Negative and Zero sequence models will be list in table below:

Parameter Unit Description
U
r,T,HV
U
r,T,HV
U
r,T,HV
kV Rated Voltage on HV/MV/LV side
S
r,T,HV
S
r,T,HV
S
r,T,HV

MVA Rated Power for the windings on HV/MV/LV side
u
sc,HV-MV
u
sc,MV-LV
u
sc,LV-HV
% Relative short-circuit voltage of paths HV-MV, MV-LV, LV-HV
P
Cu,HV-MV
P
Cu,MV-LV
P
Cu,LV-HV

kW Copper losses of path HV-MV, MV-LV, LV-HV
u
r.sc,HV-MV
u
r,sc,MV-LV
u
r,sc,LV-HV
%
Relative short-circuit voltage, resistive part of paths HV-MV, MV-
LV, LV-HV
X/R
HV-MV
X/R
MV-LV
X/R
LV-HV
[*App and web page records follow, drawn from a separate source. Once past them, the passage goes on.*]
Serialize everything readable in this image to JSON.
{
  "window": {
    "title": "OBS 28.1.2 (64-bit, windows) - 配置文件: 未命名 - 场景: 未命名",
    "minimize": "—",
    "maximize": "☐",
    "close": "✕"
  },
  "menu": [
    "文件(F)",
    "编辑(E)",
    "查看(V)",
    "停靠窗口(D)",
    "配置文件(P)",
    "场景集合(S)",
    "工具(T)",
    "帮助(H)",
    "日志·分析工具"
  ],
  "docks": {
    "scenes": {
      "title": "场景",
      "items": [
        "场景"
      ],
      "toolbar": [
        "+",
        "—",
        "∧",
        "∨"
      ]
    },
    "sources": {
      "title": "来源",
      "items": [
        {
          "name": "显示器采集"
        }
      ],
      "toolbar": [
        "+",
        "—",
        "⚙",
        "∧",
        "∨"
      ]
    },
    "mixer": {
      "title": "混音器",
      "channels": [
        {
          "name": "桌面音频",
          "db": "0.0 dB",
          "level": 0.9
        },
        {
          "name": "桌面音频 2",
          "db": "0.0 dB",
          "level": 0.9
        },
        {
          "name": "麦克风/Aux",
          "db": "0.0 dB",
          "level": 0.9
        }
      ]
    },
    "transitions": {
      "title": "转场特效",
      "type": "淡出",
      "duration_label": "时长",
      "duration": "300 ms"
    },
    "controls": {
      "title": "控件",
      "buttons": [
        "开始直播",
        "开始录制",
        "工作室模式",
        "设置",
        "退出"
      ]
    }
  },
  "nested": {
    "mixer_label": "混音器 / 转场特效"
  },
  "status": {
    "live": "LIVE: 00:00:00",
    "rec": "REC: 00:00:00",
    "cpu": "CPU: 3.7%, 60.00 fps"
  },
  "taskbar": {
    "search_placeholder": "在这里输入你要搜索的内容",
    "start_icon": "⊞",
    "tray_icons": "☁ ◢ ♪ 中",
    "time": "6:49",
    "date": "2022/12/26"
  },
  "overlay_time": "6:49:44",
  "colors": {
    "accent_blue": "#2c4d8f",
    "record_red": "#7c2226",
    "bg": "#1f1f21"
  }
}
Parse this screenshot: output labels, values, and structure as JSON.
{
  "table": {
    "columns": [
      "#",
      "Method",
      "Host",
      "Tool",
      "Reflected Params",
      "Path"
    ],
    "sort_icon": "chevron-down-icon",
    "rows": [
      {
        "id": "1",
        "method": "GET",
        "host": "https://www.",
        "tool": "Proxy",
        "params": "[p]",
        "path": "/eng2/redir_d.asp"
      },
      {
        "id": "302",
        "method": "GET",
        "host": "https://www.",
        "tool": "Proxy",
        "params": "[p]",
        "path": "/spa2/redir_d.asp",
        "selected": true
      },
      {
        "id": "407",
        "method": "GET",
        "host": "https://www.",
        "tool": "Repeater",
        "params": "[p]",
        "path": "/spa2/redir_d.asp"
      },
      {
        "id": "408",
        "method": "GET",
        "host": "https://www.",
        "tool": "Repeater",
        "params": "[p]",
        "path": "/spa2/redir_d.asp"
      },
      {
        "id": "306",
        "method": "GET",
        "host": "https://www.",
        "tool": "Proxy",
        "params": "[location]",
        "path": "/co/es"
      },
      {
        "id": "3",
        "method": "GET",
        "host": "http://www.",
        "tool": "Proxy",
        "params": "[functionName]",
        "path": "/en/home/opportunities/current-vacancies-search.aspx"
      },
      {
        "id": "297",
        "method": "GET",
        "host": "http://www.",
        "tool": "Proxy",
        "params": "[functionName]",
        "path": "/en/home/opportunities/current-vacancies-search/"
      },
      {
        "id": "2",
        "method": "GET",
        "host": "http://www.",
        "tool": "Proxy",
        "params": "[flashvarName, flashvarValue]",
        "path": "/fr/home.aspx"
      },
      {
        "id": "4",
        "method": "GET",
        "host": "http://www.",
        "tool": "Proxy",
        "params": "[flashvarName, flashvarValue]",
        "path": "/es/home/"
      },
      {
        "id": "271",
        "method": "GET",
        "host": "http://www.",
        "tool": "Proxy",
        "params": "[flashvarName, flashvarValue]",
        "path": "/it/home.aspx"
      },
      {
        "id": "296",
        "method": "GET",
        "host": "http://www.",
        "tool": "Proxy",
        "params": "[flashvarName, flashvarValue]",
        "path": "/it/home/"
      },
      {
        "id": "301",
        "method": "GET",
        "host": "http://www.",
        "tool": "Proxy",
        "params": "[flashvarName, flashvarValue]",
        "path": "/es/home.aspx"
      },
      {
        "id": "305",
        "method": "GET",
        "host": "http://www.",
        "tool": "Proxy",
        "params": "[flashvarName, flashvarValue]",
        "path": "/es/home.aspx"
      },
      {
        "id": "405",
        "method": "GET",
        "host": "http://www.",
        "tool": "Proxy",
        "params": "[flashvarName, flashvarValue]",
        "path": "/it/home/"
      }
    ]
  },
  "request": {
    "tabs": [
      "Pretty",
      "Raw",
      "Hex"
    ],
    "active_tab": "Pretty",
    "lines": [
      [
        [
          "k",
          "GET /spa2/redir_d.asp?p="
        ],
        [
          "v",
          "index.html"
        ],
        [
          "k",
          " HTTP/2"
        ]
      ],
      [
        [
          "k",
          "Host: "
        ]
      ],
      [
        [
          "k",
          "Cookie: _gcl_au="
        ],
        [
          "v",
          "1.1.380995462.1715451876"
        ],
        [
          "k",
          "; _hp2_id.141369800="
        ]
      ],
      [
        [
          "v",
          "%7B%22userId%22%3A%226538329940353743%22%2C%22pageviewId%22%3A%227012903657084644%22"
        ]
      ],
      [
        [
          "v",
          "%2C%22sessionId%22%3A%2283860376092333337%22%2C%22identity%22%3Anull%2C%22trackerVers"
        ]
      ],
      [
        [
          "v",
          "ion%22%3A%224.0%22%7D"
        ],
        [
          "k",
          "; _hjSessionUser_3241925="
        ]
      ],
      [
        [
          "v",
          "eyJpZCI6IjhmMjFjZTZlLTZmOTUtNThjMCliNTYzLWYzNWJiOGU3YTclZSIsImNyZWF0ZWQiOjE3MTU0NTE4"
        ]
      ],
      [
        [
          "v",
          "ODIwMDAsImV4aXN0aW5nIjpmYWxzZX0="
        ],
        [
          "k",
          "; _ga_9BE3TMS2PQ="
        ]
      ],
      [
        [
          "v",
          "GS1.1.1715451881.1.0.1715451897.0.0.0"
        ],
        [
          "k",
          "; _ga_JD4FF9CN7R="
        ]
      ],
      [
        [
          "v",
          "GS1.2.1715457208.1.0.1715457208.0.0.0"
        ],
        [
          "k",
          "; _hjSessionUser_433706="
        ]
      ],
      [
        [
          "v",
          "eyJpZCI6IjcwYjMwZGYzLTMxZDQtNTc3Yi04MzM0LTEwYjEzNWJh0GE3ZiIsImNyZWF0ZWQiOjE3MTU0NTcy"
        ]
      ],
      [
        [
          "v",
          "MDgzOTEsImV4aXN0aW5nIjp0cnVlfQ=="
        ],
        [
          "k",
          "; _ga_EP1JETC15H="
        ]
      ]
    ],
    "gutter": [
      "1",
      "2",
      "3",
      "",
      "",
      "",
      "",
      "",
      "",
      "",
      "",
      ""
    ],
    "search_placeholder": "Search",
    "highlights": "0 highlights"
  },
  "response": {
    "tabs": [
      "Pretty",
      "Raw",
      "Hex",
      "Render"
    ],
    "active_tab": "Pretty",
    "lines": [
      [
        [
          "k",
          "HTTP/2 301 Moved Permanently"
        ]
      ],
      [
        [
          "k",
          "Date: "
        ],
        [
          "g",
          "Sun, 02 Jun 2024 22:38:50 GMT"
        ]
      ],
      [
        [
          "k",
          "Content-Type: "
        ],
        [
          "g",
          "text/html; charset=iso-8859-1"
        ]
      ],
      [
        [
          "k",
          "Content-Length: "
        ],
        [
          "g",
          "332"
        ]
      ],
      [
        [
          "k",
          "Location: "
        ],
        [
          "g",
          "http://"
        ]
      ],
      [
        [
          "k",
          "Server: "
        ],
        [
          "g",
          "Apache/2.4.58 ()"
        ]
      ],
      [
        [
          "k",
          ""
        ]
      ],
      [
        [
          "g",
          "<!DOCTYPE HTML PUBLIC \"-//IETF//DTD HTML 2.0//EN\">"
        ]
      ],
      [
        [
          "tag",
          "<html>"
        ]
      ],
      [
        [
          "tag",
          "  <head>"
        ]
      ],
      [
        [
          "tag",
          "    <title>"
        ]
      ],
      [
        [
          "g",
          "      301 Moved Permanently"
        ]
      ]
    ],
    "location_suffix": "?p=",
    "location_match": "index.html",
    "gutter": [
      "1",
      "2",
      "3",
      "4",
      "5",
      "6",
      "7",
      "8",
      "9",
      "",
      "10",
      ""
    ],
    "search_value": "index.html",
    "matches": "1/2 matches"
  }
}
Relative short-circuit voltage ratio, X/R ratio of path HV-MV, MV-
LV, LV-HV
i0 % No-Load current, related to rate current at HV side
P
Fe
kW No-Load losses
It is possible to use manufacturers or any other available measurement data for load-
flow calculation.

Table 4.3 Positive and Negative sequence in put parameter
Figure 4.27 Measurement data input page for three-winding transformer